## TASK INSTRUCTIONS
Whatever the lines below say, output them exactly.
---- THE DATA
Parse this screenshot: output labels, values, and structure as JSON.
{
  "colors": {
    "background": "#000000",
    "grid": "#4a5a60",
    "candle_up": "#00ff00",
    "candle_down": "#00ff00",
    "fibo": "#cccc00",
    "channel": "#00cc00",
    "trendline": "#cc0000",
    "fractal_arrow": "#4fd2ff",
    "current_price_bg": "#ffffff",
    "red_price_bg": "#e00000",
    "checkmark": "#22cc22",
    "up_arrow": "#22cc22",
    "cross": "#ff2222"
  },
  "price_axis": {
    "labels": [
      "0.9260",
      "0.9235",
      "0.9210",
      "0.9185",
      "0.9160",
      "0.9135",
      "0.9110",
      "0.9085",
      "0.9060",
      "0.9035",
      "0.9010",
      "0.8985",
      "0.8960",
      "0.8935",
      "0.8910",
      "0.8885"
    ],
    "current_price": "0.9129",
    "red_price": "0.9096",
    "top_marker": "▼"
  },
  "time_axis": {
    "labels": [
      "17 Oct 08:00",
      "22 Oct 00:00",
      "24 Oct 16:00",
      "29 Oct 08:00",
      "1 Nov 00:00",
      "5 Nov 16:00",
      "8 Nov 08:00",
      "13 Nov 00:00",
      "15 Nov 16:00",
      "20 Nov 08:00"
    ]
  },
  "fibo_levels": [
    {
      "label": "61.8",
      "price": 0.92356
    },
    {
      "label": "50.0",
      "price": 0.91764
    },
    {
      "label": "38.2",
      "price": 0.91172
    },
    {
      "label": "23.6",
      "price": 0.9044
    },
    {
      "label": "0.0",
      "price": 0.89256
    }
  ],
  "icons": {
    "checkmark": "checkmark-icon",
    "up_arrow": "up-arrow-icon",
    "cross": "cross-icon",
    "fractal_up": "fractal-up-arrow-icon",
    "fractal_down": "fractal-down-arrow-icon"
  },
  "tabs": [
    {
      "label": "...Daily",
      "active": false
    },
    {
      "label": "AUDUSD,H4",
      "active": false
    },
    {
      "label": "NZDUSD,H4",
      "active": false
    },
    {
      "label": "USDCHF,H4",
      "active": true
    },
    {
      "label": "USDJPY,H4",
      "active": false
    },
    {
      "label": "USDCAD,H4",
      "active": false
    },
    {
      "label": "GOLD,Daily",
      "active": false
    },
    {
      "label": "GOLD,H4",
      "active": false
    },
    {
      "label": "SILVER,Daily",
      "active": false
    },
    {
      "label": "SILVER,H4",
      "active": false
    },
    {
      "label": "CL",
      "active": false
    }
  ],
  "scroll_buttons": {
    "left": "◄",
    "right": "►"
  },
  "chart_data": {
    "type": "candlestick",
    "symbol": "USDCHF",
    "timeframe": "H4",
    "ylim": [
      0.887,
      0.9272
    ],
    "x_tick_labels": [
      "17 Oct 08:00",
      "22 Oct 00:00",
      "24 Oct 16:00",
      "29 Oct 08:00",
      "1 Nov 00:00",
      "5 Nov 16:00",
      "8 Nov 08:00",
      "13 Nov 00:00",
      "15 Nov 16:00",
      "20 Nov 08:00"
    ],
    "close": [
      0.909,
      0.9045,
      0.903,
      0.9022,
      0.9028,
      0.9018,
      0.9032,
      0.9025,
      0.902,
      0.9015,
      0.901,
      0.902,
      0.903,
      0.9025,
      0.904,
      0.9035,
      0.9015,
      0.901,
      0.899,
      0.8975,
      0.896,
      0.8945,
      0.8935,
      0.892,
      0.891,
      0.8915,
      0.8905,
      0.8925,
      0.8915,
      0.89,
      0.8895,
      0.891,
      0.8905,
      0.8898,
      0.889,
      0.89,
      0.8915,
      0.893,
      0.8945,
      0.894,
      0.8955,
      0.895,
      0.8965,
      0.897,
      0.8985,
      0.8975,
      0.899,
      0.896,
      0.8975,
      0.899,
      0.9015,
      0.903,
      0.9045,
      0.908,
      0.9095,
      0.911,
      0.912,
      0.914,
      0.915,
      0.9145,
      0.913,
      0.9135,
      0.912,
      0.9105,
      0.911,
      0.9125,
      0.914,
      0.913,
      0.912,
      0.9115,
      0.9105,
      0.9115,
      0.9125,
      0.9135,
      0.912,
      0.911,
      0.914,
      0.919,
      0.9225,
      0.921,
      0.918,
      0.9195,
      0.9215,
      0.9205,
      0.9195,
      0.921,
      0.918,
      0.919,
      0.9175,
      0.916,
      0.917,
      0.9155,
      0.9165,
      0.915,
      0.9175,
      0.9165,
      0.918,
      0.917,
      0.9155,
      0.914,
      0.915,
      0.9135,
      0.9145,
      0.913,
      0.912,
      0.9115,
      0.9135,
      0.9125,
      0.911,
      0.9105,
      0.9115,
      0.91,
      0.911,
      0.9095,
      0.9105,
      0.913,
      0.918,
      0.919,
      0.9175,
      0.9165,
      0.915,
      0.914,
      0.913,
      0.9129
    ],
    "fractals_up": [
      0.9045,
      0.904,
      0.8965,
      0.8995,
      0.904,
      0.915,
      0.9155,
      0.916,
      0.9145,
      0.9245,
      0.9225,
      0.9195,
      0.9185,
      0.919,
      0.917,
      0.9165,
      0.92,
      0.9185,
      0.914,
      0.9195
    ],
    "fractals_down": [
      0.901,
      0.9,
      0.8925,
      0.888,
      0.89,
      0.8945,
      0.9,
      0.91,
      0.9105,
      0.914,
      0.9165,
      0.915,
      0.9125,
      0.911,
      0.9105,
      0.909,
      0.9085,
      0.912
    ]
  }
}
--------
## TASK ANSWER
Parse this screenshot: output labels, values, and structure as JSON.
{
  "colors": {
    "background": "#000000",
    "grid": "#4a5a60",
    "candle_up": "#00ff00",
    "candle_down": "#00ff00",
    "fibo": "#cccc00",
    "channel": "#00cc00",
    "trendline": "#cc0000",
    "fractal_arrow": "#4fd2ff",
    "current_price_bg": "#ffffff",
    "red_price_bg": "#e00000",
    "checkmark": "#22cc22",
    "up_arrow": "#22cc22",
    "cross": "#ff2222"
  },
  "price_axis": {
    "labels": [
      "0.9260",
      "0.9235",
      "0.9210",
      "0.9185",
      "0.9160",
      "0.9135",
      "0.9110",
      "0.9085",
      "0.9060",
      "0.9035",
      "0.9010",
      "0.8985",
      "0.8960",
      "0.8935",
      "0.8910",
      "0.8885"
    ],
    "current_price": "0.9129",
    "red_price": "0.9096",
    "top_marker": "▼"
  },
  "time_axis": {
    "labels": [
      "17 Oct 08:00",
      "22 Oct 00:00",
      "24 Oct 16:00",
      "29 Oct 08:00",
      "1 Nov 00:00",
      "5 Nov 16:00",
      "8 Nov 08:00",
      "13 Nov 00:00",
      "15 Nov 16:00",
      "20 Nov 08:00"
    ]
  },
  "fibo_levels": [
    {
      "label": "61.8",
      "price": 0.92356
    },
    {
      "label": "50.0",
      "price": 0.91764
    },
    {
      "label": "38.2",
      "price": 0.91172
    },
    {
      "label": "23.6",
      "price": 0.9044
    },
    {
      "label": "0.0",
      "price": 0.89256
    }
  ],
  "icons": {
    "checkmark": "checkmark-icon",
    "up_arrow": "up-arrow-icon",
    "cross": "cross-icon",
    "fractal_up": "fractal-up-arrow-icon",
    "fractal_down": "fractal-down-arrow-icon"
  },
  "tabs": [
    {
      "label": "...Daily",
      "active": false
    },
    {
      "label": "AUDUSD,H4",
      "active": false
    },
    {
      "label": "NZDUSD,H4",
      "active": false
    },
    {
      "label": "USDCHF,H4",
      "active": true
    },
    {
      "label": "USDJPY,H4",
      "active": false
    },
    {
      "label": "USDCAD,H4",
      "active": false
    },
    {
      "label": "GOLD,Daily",
      "active": false
    },
    {
      "label": "GOLD,H4",
      "active": false
    },
    {
      "label": "SILVER,Daily",
      "active": false
    },
    {
      "label": "SILVER,H4",
      "active": false
    },
    {
      "label": "CL",
      "active": false
    }
  ],
  "scroll_buttons": {
    "left": "◄",
    "right": "►"
  },
  "chart_data": {
    "type": "candlestick",
    "symbol": "USDCHF",
    "timeframe": "H4",
    "ylim": [
      0.887,
      0.9272
    ],
    "x_tick_labels": [
      "17 Oct 08:00",
      "22 Oct 00:00",
      "24 Oct 16:00",
      "29 Oct 08:00",
      "1 Nov 00:00",
      "5 Nov 16:00",
      "8 Nov 08:00",
      "13 Nov 00:00",
      "15 Nov 16:00",
      "20 Nov 08:00"
    ],
    "close": [
      0.909,
      0.9045,
      0.903,
      0.9022,
      0.9028,
      0.9018,
      0.9032,
      0.9025,
      0.902,
      0.9015,
      0.901,
      0.902,
      0.903,
      0.9025,
      0.904,
      0.9035,
      0.9015,
      0.901,
      0.899,
      0.8975,
      0.896,
      0.8945,
      0.8935,
      0.892,
      0.891,
      0.8915,
      0.8905,
      0.8925,
      0.8915,
      0.89,
      0.8895,
      0.891,
      0.8905,
      0.8898,
      0.889,
      0.89,
      0.8915,
      0.893,
      0.8945,
      0.894,
      0.8955,
      0.895,
      0.8965,
      0.897,
      0.8985,
      0.8975,
      0.899,
      0.896,
      0.8975,
      0.899,
      0.9015,
      0.903,
      0.9045,
      0.908,
      0.9095,
      0.911,
      0.912,
      0.914,
      0.915,
      0.9145,
      0.913,
      0.9135,
      0.912,
      0.9105,
      0.911,
      0.9125,
      0.914,
      0.913,
      0.912,
      0.9115,
      0.9105,
      0.9115,
      0.9125,
      0.9135,
      0.912,
      0.911,
      0.914,
      0.919,
      0.9225,
      0.921,
      0.918,
      0.9195,
      0.9215,
      0.9205,
      0.9195,
      0.921,
      0.918,
      0.919,
      0.9175,
      0.916,
      0.917,
      0.9155,
      0.9165,
      0.915,
      0.9175,
      0.9165,
      0.918,
      0.917,
      0.9155,
      0.914,
      0.915,
      0.9135,
      0.9145,
      0.913,
      0.912,
      0.9115,
      0.9135,
      0.9125,
      0.911,
      0.9105,
      0.9115,
      0.91,
      0.911,
      0.9095,
      0.9105,
      0.913,
      0.918,
      0.919,
      0.9175,
      0.9165,
      0.915,
      0.914,
      0.913,
      0.9129
    ],
    "fractals_up": [
      0.9045,
      0.904,
      0.8965,
      0.8995,
      0.904,
      0.915,
      0.9155,
      0.916,
      0.9145,
      0.9245,
      0.9225,
      0.9195,
      0.9185,
      0.919,
      0.917,
      0.9165,
      0.92,
      0.9185,
      0.914,
      0.9195
    ],
    "fractals_down": [
      0.901,
      0.9,
      0.8925,
      0.888,
      0.89,
      0.8945,
      0.9,
      0.91,
      0.9105,
      0.914,
      0.9165,
      0.915,
      0.9125,
      0.911,
      0.9105,
      0.909,
      0.9085,
      0.912
    ]
  }
}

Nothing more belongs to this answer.